Jökulsárlón Glacial Lagoon is where pieces of icebergs from the Vatnajökull glacier break off and eventually settle. In the crystal waters of the lagoon, the pieces of icebergs bob around like toys in a pool for giants. Sea lions peak their tiny little heads from under the water and flutter through the frigid waves. Visitors can take tours of the waters on boats and get starboard views of the oversized chunks of glacial ice. The lagoon is surprisingly peaceful for being a place where icebergs come to land.
While the glacier is intimidating in its size, down in the lagoon, it is a reminder that not even larger than life glaciers are immune to the decay of time. The whipping winds and biting cold feel like a symbolic defense mechanism trying to deter visitors from seeing the vulnerability of the glacier. However, it isn’t enough to keep people away. They come in droves and brave the fierce wind to stand at the lagoon in bewilderment. Witnessing the pieces of ice floating graciously after they once sat upon the glacier, it is a visible representation of the cycles of life, and there is something reassuring about it.

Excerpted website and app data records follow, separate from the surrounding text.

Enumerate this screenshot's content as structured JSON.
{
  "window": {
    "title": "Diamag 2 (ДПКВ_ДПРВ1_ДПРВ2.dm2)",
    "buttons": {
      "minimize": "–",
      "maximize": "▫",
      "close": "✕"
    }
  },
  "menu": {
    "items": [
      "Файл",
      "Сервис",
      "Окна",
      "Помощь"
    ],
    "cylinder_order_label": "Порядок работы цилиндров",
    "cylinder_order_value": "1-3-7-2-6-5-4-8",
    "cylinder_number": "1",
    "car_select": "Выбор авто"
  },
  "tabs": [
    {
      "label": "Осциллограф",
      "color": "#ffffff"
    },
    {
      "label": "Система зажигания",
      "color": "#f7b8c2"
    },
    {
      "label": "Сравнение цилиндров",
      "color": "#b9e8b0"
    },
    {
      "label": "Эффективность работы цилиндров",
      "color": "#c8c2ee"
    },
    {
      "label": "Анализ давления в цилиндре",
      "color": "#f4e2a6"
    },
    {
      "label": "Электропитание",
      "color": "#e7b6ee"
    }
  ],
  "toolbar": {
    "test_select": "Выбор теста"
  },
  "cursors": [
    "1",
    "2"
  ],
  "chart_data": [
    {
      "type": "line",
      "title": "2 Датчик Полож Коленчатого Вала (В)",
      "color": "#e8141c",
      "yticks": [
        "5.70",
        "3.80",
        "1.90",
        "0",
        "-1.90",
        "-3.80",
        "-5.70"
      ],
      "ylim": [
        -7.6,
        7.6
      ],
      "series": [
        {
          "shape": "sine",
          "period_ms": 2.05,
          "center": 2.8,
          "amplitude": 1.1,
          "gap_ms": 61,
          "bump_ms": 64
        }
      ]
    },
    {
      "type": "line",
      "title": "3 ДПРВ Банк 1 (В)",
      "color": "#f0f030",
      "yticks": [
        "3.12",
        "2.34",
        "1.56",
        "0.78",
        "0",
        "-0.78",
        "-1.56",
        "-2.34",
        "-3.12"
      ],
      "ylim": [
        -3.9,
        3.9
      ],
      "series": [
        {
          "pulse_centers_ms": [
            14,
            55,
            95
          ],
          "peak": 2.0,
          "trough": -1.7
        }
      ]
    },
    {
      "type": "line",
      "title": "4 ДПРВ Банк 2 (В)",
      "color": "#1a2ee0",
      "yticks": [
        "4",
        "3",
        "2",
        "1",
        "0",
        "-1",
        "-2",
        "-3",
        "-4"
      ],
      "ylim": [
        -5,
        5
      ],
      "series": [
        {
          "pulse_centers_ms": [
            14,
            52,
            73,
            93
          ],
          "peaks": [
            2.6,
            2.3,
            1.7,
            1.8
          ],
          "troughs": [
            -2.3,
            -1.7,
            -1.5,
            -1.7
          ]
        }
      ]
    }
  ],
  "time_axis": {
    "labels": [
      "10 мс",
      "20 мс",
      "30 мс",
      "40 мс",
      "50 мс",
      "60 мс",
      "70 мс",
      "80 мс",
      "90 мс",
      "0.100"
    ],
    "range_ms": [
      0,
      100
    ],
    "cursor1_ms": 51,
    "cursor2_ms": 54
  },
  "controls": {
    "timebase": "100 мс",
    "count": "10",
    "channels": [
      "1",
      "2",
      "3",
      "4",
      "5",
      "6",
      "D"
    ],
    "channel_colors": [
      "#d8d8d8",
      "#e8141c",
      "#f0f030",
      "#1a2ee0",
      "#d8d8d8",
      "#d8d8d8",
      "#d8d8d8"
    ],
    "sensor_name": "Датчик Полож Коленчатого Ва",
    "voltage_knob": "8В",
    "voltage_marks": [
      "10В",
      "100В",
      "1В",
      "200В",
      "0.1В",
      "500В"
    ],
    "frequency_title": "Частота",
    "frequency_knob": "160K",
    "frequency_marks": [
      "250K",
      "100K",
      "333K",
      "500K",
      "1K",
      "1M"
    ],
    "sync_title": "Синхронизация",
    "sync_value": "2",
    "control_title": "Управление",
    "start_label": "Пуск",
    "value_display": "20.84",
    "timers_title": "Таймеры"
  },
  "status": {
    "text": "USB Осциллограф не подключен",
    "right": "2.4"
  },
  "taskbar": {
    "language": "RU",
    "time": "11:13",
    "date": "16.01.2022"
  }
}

The fervid shades of blue are nothing that I have witnessed anywhere else, and they shift almost imperceptibly across the color spectrum of blues. The gentle swirling of the water, the lapping of the waves, the ice dancing its way across the lagoon, under the open, endless sky, it all feels so alive, almost magical. There are miles and miles before that empty space hits an amazing sight, and it is like the world as you know it opens up to expose what feels like a daydream. Seeing the immensity of Iceland, it is hard to really wrap your mind around, and you’ll find yourself considering the unknown, the unexplainable, and even the potential presence of elves.
If you want to truly do some elf chasing, try the hike along the Víknaslódir Trail. It snakes its way through the region known as the central province of the elves. It is believed their queen resides in a fortress at Álfaborg, and it is the adventure to take if you want to completely immerse yourself in Iceland. In 2005, the trail was nominated by National Geographic Magazine as one of the 25 most beautiful treks in the world. There are tours available along the trail for a 6 day hike into the coastal mountains and a chance to see an elf with your very own eyes.

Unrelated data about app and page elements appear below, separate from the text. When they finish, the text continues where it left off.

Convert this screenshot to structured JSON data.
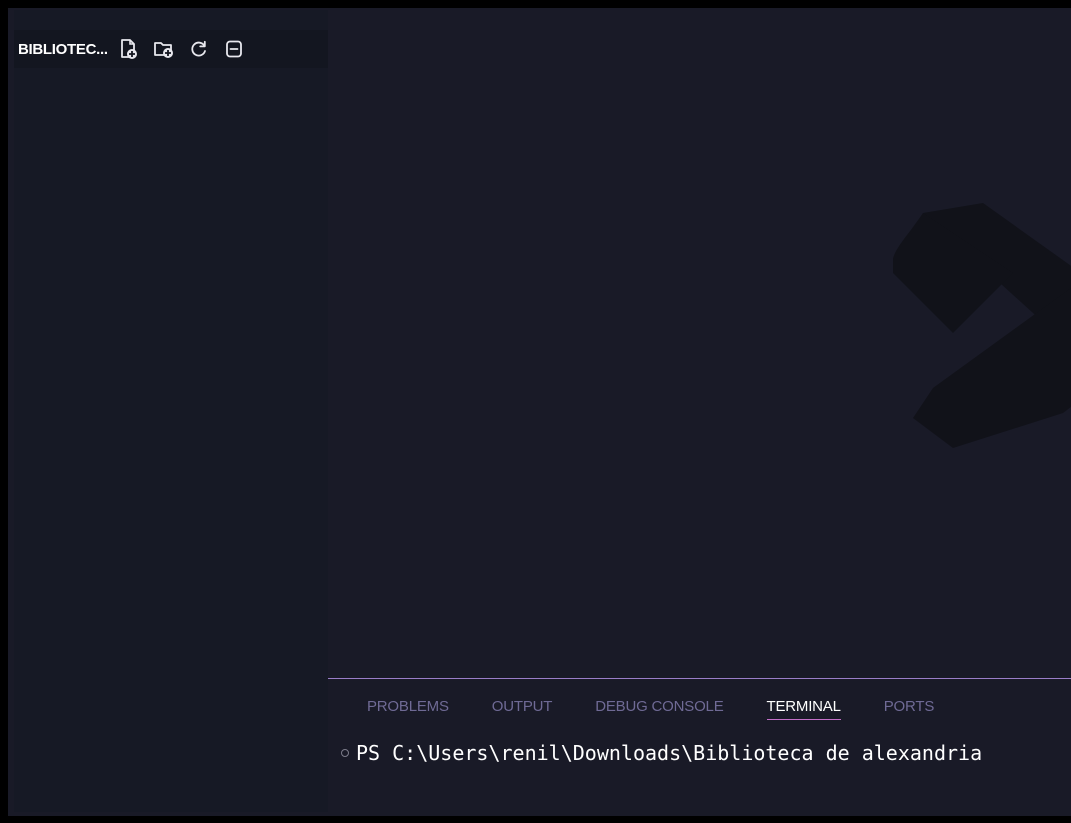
{
  "sidebar": {
    "title": "BIBLIOTEC...",
    "actions": [
      {
        "icon": "new-file-icon"
      },
      {
        "icon": "new-folder-icon"
      },
      {
        "icon": "refresh-icon"
      },
      {
        "icon": "collapse-all-icon"
      }
    ]
  },
  "editor": {
    "watermark_icon": "x-logo-watermark"
  },
  "panel": {
    "tabs": [
      {
        "label": "PROBLEMS",
        "active": false
      },
      {
        "label": "OUTPUT",
        "active": false
      },
      {
        "label": "DEBUG CONSOLE",
        "active": false
      },
      {
        "label": "TERMINAL",
        "active": true
      },
      {
        "label": "PORTS",
        "active": false
      }
    ],
    "terminal": {
      "prompt": "PS C:\\Users\\renil\\Downloads\\Biblioteca de alexandria"
    }
  },
  "colors": {
    "background": "#191a27",
    "sidebar": "#161925",
    "panel_border": "#9a7dc8",
    "active_tab_underline": "#c26fc7",
    "inactive_tab_text": "#6f6a95"
  }
}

Only a short distance from Vatnajökull National Park is Guesthouse Skálafell. It is a family run guesthouse that has cabins for single, double, and triple accommodations. Its gorgeous locations at the base of the glacier and proximity to a variety of activities makes it a prime location to stay in southeastern Iceland. The helpful staff goes to great lengths to assure the comfort of their guests and has a vast amount of information for neighboring attractions.
Iceland isn’t for the faint of heart. It isn’t a place where you lounge in the hotel and order room service. This is for the adventurer and those with the will to hike, climb, and brave their way through the country to see some of the most amazing sights in the world. Its history, folklore, and mystical legends should guide you as you explore to fully appreciate the country. If you want an easy vacation, stay home on the couch. If you want an adventure and an experience that will open your mind to the mysteries of our earth, Iceland is waiting for you.
For more information or to plan your dream trip visit Guide to Iceland and check out the incredible whale watching in Iceland adventure.